The Democratic Republic of Congo’s supreme court in mid-December upheld the victory of Joseph Kabila in disputed elections and he was sworn in on December 20th at a ceremony in Kinshasa. The army deployed tanks on the streets.
Etienne Tshisekedi, the top opposition candidate and veteran politician, insisted he had won and was said to be planning his own inauguration. He stopped just short of calling mass protests but urged the security forces to defect and recognise him as the elected president.
International observers said voter turnout and Kabila’s margin of victory were impossibly high in some districts. Organisations including the International Crisis Group, Enough and the Open Society Foundations had urged the government to delay the inauguration, saying the vote was “marred by widespread irregularities”. Amnesty International said that DR Congolese security forces had been detaining opposition supporters since the election. The United States said it was “deeply disappointed” by the court decision to uphold the results of an election it called “seriously flawed”.
The European Union also pointed to “serious deficiencies” in the vote and said it would “re-evaluate its support come the next stages in the Congo’s democratic process”.
In a message of national unity, Mr Kabila, who has been in power for over a decade, spoke of being the president of all citizens of Africa’s second largest country. Mr Kabila became president after his father’s 2001 assassination and later won the 2006 UN-organised election. The UN still has 19,000 peacekeepers in DR Congo which is mineral-rich but has suffered appallingly through decades of dictatorship and civil war. The eastern provinces are still wracked by violence from a plethora of militias and rebel groups.
DR Congo holds more than half of the world’s cobalt, 30% of all diamonds, 70% of coltan – a vital ingredient in mobile phones – as well as huge deposits of gold, copper and various other minerals but this year’s UN human development index placed DR Congo bottom of the 187 countries surveyed.
Results showed Mr Kabila with 49% and Mr Tshisekedi with 32% of the nearly 19 million votes cast.

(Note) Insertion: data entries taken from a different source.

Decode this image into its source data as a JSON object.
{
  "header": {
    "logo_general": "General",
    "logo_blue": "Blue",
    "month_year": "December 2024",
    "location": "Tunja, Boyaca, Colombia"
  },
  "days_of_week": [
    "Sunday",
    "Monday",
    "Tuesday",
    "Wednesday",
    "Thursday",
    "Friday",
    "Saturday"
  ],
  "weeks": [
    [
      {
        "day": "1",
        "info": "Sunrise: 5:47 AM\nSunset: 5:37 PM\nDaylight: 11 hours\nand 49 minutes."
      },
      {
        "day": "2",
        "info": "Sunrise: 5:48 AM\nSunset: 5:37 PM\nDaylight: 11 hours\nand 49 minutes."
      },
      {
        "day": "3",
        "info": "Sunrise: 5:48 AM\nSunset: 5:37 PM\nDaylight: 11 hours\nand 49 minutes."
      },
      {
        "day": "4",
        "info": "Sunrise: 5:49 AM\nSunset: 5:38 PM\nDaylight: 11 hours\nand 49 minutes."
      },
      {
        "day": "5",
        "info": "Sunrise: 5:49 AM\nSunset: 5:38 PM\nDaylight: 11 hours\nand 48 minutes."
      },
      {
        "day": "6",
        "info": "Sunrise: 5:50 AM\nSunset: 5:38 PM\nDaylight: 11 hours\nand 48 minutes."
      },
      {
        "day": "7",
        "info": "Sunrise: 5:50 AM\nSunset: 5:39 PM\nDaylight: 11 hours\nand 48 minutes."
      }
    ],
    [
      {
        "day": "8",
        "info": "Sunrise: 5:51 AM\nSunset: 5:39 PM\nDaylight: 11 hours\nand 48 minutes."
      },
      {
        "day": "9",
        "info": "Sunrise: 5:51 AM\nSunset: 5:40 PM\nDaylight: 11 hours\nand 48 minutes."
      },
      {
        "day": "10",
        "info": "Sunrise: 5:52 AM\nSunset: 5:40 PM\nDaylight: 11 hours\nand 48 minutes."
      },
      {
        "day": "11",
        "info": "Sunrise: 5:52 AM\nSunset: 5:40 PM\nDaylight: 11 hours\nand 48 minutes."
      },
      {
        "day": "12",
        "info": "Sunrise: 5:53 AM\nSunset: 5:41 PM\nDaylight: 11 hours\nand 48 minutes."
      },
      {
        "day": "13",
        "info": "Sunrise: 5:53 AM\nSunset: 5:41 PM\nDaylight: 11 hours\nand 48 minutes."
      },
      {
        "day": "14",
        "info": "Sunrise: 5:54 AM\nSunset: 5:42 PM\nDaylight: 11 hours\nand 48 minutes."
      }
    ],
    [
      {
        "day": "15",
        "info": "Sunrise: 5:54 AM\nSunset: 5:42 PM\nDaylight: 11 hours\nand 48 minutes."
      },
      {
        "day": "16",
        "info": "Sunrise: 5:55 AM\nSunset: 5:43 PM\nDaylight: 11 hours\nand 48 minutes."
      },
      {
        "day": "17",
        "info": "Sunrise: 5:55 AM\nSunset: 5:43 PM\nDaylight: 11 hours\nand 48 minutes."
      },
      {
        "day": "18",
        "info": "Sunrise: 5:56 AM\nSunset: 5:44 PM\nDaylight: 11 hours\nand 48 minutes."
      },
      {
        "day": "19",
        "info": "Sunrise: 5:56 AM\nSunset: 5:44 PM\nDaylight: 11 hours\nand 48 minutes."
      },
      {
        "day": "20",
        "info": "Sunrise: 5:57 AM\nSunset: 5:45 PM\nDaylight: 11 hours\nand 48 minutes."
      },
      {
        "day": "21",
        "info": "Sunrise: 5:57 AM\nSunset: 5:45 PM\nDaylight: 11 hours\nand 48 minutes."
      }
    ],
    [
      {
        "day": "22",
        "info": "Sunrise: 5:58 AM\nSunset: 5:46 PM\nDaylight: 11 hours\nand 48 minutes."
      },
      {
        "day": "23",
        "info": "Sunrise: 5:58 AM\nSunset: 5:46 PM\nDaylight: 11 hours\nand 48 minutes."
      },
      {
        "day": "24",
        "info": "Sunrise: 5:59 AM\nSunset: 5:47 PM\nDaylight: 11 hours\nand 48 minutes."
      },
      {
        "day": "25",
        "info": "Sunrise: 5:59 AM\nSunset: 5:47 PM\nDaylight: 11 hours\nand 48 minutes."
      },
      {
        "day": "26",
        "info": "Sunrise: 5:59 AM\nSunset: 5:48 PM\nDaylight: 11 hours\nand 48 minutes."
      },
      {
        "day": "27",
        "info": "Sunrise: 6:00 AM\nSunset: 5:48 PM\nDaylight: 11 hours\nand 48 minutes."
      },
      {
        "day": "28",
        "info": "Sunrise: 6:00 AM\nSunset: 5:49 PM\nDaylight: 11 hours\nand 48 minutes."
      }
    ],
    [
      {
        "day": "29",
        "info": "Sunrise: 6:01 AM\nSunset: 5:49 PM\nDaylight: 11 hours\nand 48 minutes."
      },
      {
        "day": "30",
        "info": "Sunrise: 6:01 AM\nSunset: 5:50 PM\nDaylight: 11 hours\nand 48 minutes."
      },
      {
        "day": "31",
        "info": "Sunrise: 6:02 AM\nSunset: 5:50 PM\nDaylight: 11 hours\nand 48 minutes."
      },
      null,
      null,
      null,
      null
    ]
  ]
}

Before recent electoral reforms Mr Kabila would have needed 50% to have avoided a run-off.
The life and times of Joseph Kabila Kabange
Born June 4th 1971 in South Kivu Province, but spent his childhood in Tanzania
Became President in January 2001 – 10 days after the assassination of his father, President Laurent-Désiré Kabila who had overthrown long-time ruler Mobuto Sese Seko in 1997.
Oversaw the signing of a peace accord in 2002 to end a five-year conflict involving several other nations.
Became the country’s first freely elected President in 2006 winning a run-off poll with 58% of the vote.
His 2011 campaign was built around his “five building sites of the republic”: Infrastructure; health and education; water and electricity; housing and employment.
Kabila is married with one daughter and one son.
Find out more with the following back issues of the Africa Research Bulletin